Climate Week En Review, October 18, 2019
Happy Friday from Northern California where the power is on (knock on wood) and the skies are clear. Also, how cute (and little) is my 102-year old grandmother? (For reference, I'm 5'4" on a tall day...)
Hogan's (climate) heroes: Maryland Governor Larry Hogan released a climate plan to reduce the state's emissions of planet-warming gases 44 percent below 2006 levels by 2030. "The Hogan administration is committed to confronting the climate crisis through bold, collaborative, innovative, and bipartisan action," said Ben Grumbles, the state's Environment Secretary. The plan—which would also provide for the state's continued participation in the Regional Greenhouse Gas Initiative known as RGGI (pronounced "Reggie"), increase investment in clean energy sources, and incentivize healthy soil practices for farmers—is now subject to a public comment period. "We are confident that Maryland will continue to be a shining example of bipartisan energy and environmental progress at a time when it's needed most," Grumbles wrote in an op-ed last week.
Spotlight on spokespeople: While Bob Inglis was the star of the show, our recent event at Syracuse University with their College Republicans chapter wouldn't have happened without the hard work of our passionate EcoRight spokesperson Ben Mutolo, featured in this Daily Orange article. "The politicians my family voted for kept telling me not to worry about the change, it's nothing," Ben said. "But it became hard to ignore when the well that supplies all the water to my house dried in July, so my family was without water supply for several weeks."
Bob told the audience of 40 that "we might just bring Americans together to make a solution to climate change, but that can't happen without conservatives. Conservatives are the most important people on the planet right now when it comes to fixing climate change. The left has gone as far as they can go."
Insurance policy: Former Secretary of State George Shultz, who together with another former cabinet member, James A. Baker, conceived of the cap and dividend plan, reflected about the role he played in late President Ronald Reagan's epiphany on the ozone crisis. "I had two private meetings a week with President Reagan," Shultz recounted. "We talked about it. He became convinced that it was a real big problem." Ultimately, the Montreal Protocol was born. Long considered the most successful international treaty on the environment, the global agreement dealt with the phase out of harmful chlorofluorocarbons, which were creating the hole in the ozone. Reagan "went to the scientists," according to Shultz "and said, 'We respect you, but you do agree that if it happens it's a catastrophe, so let's take out an insurance policy.'"

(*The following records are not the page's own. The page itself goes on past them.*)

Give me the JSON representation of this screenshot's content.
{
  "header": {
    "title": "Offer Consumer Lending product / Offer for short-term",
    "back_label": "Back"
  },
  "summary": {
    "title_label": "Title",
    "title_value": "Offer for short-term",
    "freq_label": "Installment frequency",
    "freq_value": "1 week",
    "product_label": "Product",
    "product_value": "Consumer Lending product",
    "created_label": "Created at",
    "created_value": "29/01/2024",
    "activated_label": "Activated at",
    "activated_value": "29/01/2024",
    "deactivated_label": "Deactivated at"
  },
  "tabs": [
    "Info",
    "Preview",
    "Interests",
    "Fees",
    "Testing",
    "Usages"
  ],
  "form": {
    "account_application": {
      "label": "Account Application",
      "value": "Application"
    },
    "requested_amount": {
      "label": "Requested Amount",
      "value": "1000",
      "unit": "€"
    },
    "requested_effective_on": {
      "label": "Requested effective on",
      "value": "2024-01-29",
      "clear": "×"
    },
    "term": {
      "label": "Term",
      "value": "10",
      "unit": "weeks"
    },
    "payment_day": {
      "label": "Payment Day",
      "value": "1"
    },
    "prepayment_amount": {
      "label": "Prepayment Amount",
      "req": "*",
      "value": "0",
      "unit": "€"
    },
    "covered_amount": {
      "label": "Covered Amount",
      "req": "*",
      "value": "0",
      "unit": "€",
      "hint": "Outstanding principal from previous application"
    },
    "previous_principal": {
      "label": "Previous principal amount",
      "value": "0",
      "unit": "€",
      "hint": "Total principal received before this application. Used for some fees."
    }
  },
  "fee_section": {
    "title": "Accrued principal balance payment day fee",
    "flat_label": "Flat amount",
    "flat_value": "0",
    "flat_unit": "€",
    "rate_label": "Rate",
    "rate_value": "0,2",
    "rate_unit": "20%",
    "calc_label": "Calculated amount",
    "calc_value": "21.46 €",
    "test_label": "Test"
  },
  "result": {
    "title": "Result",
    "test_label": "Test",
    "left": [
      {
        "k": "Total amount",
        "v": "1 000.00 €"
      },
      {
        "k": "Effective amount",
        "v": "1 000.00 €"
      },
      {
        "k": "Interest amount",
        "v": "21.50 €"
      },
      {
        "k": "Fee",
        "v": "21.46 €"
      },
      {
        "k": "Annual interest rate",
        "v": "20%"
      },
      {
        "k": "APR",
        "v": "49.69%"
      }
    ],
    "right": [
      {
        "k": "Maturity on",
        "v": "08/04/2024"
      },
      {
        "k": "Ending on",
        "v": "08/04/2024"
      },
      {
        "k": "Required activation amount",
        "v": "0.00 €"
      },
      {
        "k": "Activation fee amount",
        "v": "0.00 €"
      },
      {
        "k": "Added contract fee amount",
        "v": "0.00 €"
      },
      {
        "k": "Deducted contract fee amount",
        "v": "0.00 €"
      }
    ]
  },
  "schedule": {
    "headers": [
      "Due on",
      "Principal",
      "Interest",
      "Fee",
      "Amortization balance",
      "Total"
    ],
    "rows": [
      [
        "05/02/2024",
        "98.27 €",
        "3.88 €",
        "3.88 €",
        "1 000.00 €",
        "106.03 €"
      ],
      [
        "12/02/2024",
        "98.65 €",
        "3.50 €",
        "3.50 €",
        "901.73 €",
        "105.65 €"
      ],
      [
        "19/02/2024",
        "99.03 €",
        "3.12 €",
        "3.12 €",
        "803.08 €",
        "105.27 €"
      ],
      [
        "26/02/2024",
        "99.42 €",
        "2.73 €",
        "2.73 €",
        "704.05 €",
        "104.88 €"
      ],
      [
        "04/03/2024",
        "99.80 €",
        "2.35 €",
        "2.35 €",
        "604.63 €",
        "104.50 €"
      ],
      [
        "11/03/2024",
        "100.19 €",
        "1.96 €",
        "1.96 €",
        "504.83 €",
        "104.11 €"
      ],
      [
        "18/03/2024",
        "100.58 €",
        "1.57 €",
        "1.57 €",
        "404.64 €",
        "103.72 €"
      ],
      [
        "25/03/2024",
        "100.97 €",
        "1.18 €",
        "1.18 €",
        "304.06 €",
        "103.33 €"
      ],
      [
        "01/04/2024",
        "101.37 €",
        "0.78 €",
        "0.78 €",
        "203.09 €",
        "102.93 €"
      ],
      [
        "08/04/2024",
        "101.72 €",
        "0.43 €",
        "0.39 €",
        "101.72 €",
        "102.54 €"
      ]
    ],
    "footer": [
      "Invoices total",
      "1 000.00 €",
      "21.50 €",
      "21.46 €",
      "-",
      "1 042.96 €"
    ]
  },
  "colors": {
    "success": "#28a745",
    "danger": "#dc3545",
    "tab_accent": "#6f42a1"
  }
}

Likewise, Shultz views the cap and dividend approach in a similar light: "I think that it's obvious, first of all, that there is a deep problem, and it has severe consequences going forward. And with all due respect to the science, which I appreciate, you don't have to rely on science. All you have to do is use your eyes. There is a new ocean being created in the Arctic. Why? The ice mass over Greenland is melting fast. Why? The Great Barrier Reef and other reefs in the Caribbean are all deteriorating. Why? And the answer is always the same. There is no question, no question, that the earth is warming, and there's no question that there are consequences."
Those with some time on their hands can check out the hour long conversation between Shultz and Stanford University's director of the Precourt Institute for Energy.
Sunshine State makes waves: You've read about the efforts of former and current members of the Florida delegation (think Curbelo, Ros-Lehtinen, Rooney, and Gaetz). Newly elected Governor Ron DeSantis made news when he appointed the state's first ever Chief Science Officer and Chief Resilience Officer. Now, for the first time in over a decade, a Florida State Senate Committee held a hearing to discuss the impact climate change is having on the state. "We lost a decade,'' said Sen. Tom Lee, the Republican who chairs the Committee on Infrastructure and Security. He noted the "a paradigm shift" on talking about climate change that occurred with the election of DeSantis, while also acknowledging "there's a younger generation of conservatives in this state that aren't as much in denial." Julia Nesheiwat, the aforementioned chief resilience officer, told committee members her job is building a statewide strategy over the next couple of years that prepares Florida for the economic, physical and environmental impacts of climate change. "These aren't issues that are just 10, 20 years, it's happening now, we're seeing it now as we speak." She called climate change "a very dire and urgent issue that I think we need to address." 🌊🌊🌊
"The world is changing and so is the leadership in state government,'' Lee said. "What we can do in this environment? I don't know. But we have got to push that envelope."
Welcome to the newest EcoRighter: Speaking of changing worlds, Bob is a grandfather for the first time. Peter Inglis Blessing arrived this week. He likes carbon taxes and late night feedings. Congratulations to Bob and his family!
Climate jester: Acting White House Chief of Staff Mick Mulvaney told reporters Thursday that "climate change will not be on the agenda" at next year's G-7 Summit, which will be hosted at Trump National Doral Miami resort. #HeavySigh
That's it for me, friends. Keep it real!